--- WHAT THE EXERCISE ASKS ---
This exercise calls for every record to be set down exactly.

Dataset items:

▽

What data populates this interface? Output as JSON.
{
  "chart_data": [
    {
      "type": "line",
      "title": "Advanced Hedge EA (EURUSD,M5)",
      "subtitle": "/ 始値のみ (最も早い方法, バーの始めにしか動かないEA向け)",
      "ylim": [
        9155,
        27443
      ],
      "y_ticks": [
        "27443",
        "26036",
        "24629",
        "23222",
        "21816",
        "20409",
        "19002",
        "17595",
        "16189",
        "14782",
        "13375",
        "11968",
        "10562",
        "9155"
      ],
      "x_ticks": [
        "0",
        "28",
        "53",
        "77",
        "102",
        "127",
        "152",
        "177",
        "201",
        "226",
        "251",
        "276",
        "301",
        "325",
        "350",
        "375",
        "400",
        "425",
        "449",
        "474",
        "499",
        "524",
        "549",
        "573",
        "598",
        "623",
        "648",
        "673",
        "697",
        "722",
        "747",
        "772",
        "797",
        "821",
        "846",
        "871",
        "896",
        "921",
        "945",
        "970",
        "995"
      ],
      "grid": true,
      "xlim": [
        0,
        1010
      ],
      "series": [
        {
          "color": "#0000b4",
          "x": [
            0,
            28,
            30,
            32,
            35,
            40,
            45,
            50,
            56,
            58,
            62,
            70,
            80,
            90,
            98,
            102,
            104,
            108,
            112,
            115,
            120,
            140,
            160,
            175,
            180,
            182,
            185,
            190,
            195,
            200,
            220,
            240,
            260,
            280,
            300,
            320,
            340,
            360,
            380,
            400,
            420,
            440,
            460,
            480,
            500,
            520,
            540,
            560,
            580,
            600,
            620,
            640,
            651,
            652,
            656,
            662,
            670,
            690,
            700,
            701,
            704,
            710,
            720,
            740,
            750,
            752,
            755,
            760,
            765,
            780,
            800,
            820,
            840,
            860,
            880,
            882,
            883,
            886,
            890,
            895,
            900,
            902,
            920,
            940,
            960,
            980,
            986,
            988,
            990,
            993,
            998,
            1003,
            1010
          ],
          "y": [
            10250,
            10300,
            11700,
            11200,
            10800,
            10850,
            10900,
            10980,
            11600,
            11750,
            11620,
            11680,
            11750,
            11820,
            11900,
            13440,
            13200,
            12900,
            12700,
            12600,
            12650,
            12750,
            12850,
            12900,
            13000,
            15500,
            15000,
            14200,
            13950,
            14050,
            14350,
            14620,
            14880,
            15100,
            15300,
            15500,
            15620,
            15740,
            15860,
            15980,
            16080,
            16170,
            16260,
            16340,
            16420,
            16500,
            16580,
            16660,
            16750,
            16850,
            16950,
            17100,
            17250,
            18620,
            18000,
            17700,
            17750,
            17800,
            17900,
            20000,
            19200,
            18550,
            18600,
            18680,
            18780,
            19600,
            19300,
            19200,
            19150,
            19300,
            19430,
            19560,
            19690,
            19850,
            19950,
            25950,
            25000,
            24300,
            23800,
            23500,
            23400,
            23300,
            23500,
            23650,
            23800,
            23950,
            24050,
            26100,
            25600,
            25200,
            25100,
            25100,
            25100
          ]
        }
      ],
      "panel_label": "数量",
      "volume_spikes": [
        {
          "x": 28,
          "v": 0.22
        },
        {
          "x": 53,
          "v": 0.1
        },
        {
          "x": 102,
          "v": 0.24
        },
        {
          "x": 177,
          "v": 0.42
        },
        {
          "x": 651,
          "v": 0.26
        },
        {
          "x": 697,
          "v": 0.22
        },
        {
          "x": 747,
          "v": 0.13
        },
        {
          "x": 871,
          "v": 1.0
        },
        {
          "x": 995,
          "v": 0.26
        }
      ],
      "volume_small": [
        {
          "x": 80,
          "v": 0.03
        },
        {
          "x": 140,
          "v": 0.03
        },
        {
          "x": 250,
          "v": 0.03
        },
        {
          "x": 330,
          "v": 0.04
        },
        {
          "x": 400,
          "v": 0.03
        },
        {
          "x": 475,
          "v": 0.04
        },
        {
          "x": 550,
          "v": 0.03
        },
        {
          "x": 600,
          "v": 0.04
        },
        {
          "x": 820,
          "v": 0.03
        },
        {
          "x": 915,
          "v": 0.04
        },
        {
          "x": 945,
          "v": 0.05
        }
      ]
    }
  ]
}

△

--- REPLY TO THE TASK ---
What data populates this interface? Output as JSON.
{
  "chart_data": [
    {
      "type": "line",
      "title": "Advanced Hedge EA (EURUSD,M5)",
      "subtitle": "/ 始値のみ (最も早い方法, バーの始めにしか動かないEA向け)",
      "ylim": [
        9155,
        27443
      ],
      "y_ticks": [
        "27443",
        "26036",
        "24629",
        "23222",
        "21816",
        "20409",
        "19002",
        "17595",
        "16189",
        "14782",
        "13375",
        "11968",
        "10562",
        "9155"
      ],
      "x_ticks": [
        "0",
        "28",
        "53",
        "77",
        "102",
        "127",
        "152",
        "177",
        "201",
        "226",
        "251",
        "276",
        "301",
        "325",
        "350",
        "375",
        "400",
        "425",
        "449",
        "474",
        "499",
        "524",
        "549",
        "573",
        "598",
        "623",
        "648",
        "673",
        "697",
        "722",
        "747",
        "772",
        "797",
        "821",
        "846",
        "871",
        "896",
        "921",
        "945",
        "970",
        "995"
      ],
      "grid": true,
      "xlim": [
        0,
        1010
      ],
      "series": [
        {
          "color": "#0000b4",
          "x": [
            0,
            28,
            30,
            32,
            35,
            40,
            45,
            50,
            56,
            58,
            62,
            70,
            80,
            90,
            98,
            102,
            104,
            108,
            112,
            115,
            120,
            140,
            160,
            175,
            180,
            182,
            185,
            190,
            195,
            200,
            220,
            240,
            260,
            280,
            300,
            320,
            340,
            360,
            380,
            400,
            420,
            440,
            460,
            480,
            500,
            520,
            540,
            560,
            580,
            600,
            620,
            640,
            651,
            652,
            656,
            662,
            670,
            690,
            700,
            701,
            704,
            710,
            720,
            740,
            750,
            752,
            755,
            760,
            765,
            780,
            800,
            820,
            840,
            860,
            880,
            882,
            883,
            886,
            890,
            895,
            900,
            902,
            920,
            940,
            960,
            980,
            986,
            988,
            990,
            993,
            998,
            1003,
            1010
          ],
          "y": [
            10250,
            10300,
            11700,
            11200,
            10800,
            10850,
            10900,
            10980,
            11600,
            11750,
            11620,
            11680,
            11750,
            11820,
            11900,
            13440,
            13200,
            12900,
            12700,
            12600,
            12650,
            12750,
            12850,
            12900,
            13000,
            15500,
            15000,
            14200,
            13950,
            14050,
            14350,
            14620,
            14880,
            15100,
            15300,
            15500,
            15620,
            15740,
            15860,
            15980,
            16080,
            16170,
            16260,
            16340,
            16420,
            16500,
            16580,
            16660,
            16750,
            16850,
            16950,
            17100,
            17250,
            18620,
            18000,
            17700,
            17750,
            17800,
            17900,
            20000,
            19200,
            18550,
            18600,
            18680,
            18780,
            19600,
            19300,
            19200,
            19150,
            19300,
            19430,
            19560,
            19690,
            19850,
            19950,
            25950,
            25000,
            24300,
            23800,
            23500,
            23400,
            23300,
            23500,
            23650,
            23800,
            23950,
            24050,
            26100,
            25600,
            25200,
            25100,
            25100,
            25100
          ]
        }
      ],
      "panel_label": "数量",
      "volume_spikes": [
        {
          "x": 28,
          "v": 0.22
        },
        {
          "x": 53,
          "v": 0.1
        },
        {
          "x": 102,
          "v": 0.24
        },
        {
          "x": 177,
          "v": 0.42
        },
        {
          "x": 651,
          "v": 0.26
        },
        {
          "x": 697,
          "v": 0.22
        },
        {
          "x": 747,
          "v": 0.13
        },
        {
          "x": 871,
          "v": 1.0
        },
        {
          "x": 995,
          "v": 0.26
        }
      ],
      "volume_small": [
        {
          "x": 80,
          "v": 0.03
        },
        {
          "x": 140,
          "v": 0.03
        },
        {
          "x": 250,
          "v": 0.03
        },
        {
          "x": 330,
          "v": 0.04
        },
        {
          "x": 400,
          "v": 0.03
        },
        {
          "x": 475,
          "v": 0.04
        },
        {
          "x": 550,
          "v": 0.03
        },
        {
          "x": 600,
          "v": 0.04
        },
        {
          "x": 820,
          "v": 0.03
        },
        {
          "x": 915,
          "v": 0.04
        },
        {
          "x": 945,
          "v": 0.05
        }
      ]
    }
  ]
}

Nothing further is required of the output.